While some Arab governments have reacted with vague statements to the political turmoil in Tunisia, the country’s worst in a decade, others have remained silent so far.
On Sunday, Tunisian President Kais Saied froze parliament and sacked Prime Minister Hichem Mechichi amid deepening political and economic crises in the North African country that inspired the Arab Spring revolts of 2010-11.
Tunisia has been widely seen as the sole democratic success story of the Arab uprisings.
Saied, an ex-law professor, defended his moves, saying they were in line with the constitution, while his opponents, mainly the Islamist Ennahda movement, denounced them as a coup.
In recent months, Saied, who took office in 2019, has been locked in a political dispute over the powers of the government and parliament.
Saudi Arabia, the birthplace of Islam, has termed the situation in Tunisia as an internal and sovereignty issue.
The Saudi Foreign Ministry said the monarchy “sides with whatever enhances sisterly Tunisia’s security and stability.”

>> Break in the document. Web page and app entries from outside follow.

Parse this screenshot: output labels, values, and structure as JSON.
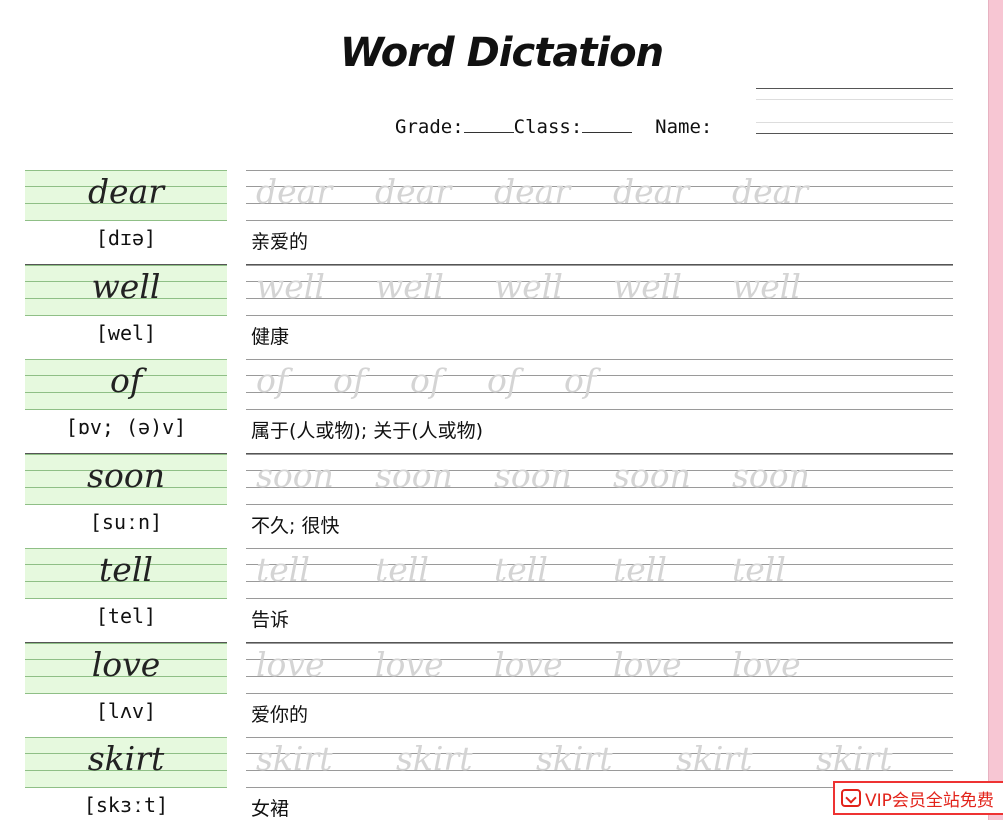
{
  "page": {
    "title": "Word Dictation"
  },
  "info": {
    "grade_label": "Grade:",
    "class_label": "Class:",
    "name_label": "Name:"
  },
  "entries": [
    {
      "word": "dear",
      "phonetic": "[dɪə]",
      "meaning": "亲爱的"
    },
    {
      "word": "well",
      "phonetic": "[wel]",
      "meaning": "健康"
    },
    {
      "word": "of",
      "phonetic": "[ɒv; (ə)v]",
      "meaning": "属于(人或物); 关于(人或物)"
    },
    {
      "word": "soon",
      "phonetic": "[suːn]",
      "meaning": "不久; 很快"
    },
    {
      "word": "tell",
      "phonetic": "[tel]",
      "meaning": "告诉"
    },
    {
      "word": "love",
      "phonetic": "[lʌv]",
      "meaning": "爱你的"
    },
    {
      "word": "skirt",
      "phonetic": "[skɜːt]",
      "meaning": "女裙"
    }
  ],
  "badge": {
    "text": "VIP会员全站免费",
    "icon": "vip-icon",
    "color": "#e2231a"
  }
}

While Egypt has made no official comment yet on Tunisian tensions, the Egyptian pro-government media mostly portrayed Saied’s moves as aimed to save Tunisia from Ennahda, seen as an offshoot of the Muslim Brotherhood.

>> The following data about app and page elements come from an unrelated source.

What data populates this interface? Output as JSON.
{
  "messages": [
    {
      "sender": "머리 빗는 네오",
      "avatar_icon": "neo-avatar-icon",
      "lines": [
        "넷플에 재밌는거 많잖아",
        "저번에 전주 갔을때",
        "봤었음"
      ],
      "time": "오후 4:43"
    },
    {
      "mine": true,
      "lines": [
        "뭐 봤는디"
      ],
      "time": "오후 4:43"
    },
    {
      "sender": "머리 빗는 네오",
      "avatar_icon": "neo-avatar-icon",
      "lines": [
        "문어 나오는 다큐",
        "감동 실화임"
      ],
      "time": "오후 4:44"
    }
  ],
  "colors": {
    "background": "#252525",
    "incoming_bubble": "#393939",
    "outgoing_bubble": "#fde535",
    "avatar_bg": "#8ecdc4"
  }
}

In 2013, the Egyptian army, led by incumbent President Abdel-Fattah al-Sissi, deposed Islamist president Mohammed Morsi, Egypt’s first democratically elected-but-divisive leader, following mass protests against his rule.
The Muslim Brotherhood is now banned in Egypt and its major regional allies, Saudi Arabia and the United Arab Emirates.
Gulf monarchies have traditionally accused Islamists of fomenting discord and attempting to seize power.
Tunisia on Tuesday said its Foreign Minister Othman Jerandi had explained the country’s latest developments in separate calls with his Egyptian, Saudi and Kuwaiti counterparts.
“The [Arab] brothers stressed their backing of Tunisia in these delicate circumstances and confidence in its ability to overcome challenges of the current stage in a way preserving its security and stability,” the Tunisian Foreign Ministry said, without details.
Qatar, often accused by Arab critics as a sponsor of Islamists, has called on Tunisian factions to avoid escalation and allow the “voice of wisdom to prevail.”
The Arab League, a regional bloc, meanwhile said it hopes “Tunisia will swiftly overcome the current turbulent phase.”
Tunisia has experienced an economic slowdown due to public unrest and attacks by militant insurgents since its uprising that toppled long-time dictator Zine El Abidine Ben Ali in 2011.
The country’s economic woes have recently been compounded by a surge in coronavirus cases.
As part of his contested moves, Saied also announced he would act as Tunisia’s chief prosecutor.
Tunisian investigators have opened an inquiry into claims that Ennahda, the country’s largest political party, and the liberal Qalb Tounes Party had illegally received foreign money, a judicial official said on Wednesday.
The probe comes in response to a legal complaint filed by the Democratic Current Party, seen as close to Saied, a spokesman for the first instance court in the capital, Mohsen Daly, added.
An investigative judge handling the case can order a travel ban and an asset freeze against suspects, Daly said, without details.